EXERCISE OBJECTIVE
Scan the material and copy every line in which "structured" appears.
--------------------------------
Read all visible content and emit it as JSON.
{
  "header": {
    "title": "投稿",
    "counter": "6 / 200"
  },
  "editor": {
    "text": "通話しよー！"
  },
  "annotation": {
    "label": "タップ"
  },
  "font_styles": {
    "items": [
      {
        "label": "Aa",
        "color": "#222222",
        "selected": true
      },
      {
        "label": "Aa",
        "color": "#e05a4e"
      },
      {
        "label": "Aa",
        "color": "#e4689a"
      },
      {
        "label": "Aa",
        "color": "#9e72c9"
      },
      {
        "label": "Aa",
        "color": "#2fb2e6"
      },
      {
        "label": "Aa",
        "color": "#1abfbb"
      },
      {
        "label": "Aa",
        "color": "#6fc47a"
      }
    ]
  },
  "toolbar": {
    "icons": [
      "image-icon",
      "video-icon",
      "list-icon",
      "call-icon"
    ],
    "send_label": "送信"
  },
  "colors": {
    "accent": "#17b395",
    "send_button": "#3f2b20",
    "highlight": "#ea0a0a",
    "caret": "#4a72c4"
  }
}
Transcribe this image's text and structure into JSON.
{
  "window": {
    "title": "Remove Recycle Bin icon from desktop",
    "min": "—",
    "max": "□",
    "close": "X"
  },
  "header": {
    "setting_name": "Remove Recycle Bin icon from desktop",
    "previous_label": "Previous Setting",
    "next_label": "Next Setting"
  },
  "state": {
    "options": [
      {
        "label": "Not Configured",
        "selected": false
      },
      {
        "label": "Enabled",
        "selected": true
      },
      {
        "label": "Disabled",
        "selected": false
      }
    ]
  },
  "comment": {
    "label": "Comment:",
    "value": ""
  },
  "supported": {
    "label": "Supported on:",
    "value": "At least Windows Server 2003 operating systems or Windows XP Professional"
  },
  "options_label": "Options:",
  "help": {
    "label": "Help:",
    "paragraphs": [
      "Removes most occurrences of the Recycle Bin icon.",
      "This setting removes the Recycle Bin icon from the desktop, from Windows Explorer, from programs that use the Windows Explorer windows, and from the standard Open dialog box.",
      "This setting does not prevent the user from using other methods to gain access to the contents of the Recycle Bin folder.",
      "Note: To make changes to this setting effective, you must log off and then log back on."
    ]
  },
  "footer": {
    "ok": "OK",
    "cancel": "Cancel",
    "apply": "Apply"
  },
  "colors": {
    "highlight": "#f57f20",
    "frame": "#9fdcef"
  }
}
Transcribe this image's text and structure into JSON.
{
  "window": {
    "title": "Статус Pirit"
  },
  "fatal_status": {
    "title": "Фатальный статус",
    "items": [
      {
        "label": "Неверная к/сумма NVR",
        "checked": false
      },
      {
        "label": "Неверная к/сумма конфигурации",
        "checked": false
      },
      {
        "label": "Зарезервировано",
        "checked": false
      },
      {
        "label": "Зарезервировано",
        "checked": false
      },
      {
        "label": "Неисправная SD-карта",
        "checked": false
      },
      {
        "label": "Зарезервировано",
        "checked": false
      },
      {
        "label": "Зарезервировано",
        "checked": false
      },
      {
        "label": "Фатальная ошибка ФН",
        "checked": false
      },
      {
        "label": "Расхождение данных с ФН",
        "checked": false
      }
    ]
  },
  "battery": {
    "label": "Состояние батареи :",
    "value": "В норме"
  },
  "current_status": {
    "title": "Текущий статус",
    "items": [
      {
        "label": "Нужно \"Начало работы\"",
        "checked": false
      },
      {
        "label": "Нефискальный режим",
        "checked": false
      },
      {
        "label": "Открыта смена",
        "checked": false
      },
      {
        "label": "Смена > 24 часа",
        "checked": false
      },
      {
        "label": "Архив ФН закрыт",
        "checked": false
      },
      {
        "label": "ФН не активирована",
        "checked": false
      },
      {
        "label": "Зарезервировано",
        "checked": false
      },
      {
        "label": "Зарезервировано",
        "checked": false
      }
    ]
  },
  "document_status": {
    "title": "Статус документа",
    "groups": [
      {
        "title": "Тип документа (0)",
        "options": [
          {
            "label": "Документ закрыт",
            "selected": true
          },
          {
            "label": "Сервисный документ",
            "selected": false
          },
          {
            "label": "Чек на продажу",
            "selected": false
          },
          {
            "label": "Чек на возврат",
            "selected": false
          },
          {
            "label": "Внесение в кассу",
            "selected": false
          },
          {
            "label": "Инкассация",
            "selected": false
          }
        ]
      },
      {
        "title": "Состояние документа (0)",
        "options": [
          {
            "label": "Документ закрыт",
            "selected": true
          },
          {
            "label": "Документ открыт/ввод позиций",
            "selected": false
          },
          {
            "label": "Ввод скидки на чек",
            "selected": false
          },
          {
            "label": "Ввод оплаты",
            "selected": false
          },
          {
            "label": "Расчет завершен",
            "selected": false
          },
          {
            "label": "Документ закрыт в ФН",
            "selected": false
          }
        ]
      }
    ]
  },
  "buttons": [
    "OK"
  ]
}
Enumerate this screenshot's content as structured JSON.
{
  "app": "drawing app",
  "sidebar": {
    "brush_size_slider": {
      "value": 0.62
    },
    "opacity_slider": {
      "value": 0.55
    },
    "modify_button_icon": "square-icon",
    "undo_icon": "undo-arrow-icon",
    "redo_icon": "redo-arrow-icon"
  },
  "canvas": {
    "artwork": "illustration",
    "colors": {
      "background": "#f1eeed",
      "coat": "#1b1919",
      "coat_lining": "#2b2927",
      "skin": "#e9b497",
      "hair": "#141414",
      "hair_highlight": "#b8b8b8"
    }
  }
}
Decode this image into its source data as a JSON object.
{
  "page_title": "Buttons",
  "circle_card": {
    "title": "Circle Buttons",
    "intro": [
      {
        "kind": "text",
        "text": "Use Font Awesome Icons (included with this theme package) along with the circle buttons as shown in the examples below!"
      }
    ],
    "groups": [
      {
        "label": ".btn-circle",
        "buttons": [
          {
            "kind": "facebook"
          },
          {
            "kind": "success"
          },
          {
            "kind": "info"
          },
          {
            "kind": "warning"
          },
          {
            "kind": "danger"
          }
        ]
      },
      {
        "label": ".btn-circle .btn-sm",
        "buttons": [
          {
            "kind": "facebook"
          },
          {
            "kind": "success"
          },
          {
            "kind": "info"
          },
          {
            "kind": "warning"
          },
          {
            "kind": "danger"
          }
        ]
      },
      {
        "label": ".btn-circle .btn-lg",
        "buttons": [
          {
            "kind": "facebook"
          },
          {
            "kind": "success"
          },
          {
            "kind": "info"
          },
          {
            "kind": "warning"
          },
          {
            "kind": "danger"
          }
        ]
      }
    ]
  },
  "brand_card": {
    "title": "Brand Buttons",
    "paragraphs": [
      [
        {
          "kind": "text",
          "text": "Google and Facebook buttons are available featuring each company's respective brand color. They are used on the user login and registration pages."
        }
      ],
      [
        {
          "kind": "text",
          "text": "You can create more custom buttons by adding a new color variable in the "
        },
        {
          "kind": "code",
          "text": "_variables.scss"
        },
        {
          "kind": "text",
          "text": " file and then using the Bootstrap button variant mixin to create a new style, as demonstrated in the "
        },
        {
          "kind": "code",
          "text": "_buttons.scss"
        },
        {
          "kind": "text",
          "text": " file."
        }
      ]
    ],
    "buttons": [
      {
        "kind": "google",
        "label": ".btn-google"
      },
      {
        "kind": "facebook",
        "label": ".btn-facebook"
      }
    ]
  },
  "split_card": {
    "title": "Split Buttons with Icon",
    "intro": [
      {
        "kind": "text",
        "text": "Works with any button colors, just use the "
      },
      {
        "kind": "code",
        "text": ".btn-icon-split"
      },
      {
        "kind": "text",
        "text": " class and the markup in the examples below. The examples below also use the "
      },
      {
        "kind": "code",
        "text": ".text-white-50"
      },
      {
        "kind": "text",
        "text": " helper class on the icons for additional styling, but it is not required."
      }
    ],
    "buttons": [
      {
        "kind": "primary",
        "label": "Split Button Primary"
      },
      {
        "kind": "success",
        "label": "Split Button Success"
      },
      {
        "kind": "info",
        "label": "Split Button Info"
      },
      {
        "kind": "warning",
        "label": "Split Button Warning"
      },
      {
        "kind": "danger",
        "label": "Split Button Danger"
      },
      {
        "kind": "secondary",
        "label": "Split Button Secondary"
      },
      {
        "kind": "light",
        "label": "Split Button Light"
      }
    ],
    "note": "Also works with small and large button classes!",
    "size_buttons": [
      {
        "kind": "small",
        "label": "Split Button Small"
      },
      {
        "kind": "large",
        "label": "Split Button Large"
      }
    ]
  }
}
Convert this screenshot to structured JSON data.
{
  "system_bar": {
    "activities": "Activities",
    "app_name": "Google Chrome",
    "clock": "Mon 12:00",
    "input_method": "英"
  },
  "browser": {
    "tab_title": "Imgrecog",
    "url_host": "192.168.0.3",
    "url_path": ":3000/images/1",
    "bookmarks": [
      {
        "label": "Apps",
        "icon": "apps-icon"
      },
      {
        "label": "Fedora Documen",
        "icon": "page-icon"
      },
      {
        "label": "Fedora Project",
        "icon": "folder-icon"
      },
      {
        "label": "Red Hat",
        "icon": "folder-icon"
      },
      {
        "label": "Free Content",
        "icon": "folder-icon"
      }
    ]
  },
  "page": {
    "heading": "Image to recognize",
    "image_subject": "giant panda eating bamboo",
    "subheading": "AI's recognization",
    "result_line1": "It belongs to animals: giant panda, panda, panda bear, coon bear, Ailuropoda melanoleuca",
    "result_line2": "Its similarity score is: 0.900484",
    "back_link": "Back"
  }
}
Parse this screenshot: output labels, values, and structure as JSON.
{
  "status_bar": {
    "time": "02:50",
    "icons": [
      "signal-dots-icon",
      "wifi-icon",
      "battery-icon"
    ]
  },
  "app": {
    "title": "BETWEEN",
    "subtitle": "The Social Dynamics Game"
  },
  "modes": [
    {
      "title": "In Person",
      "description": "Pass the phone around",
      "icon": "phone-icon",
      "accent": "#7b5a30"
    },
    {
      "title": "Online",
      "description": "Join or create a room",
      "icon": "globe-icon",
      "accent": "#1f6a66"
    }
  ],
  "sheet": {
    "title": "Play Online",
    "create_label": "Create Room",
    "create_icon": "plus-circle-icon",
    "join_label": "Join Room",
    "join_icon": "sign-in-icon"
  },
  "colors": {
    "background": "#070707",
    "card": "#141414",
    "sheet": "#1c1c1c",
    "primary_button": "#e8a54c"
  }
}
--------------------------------
REPLY
Enumerate this screenshot's content as structured JSON.
Convert this screenshot to structured JSON data.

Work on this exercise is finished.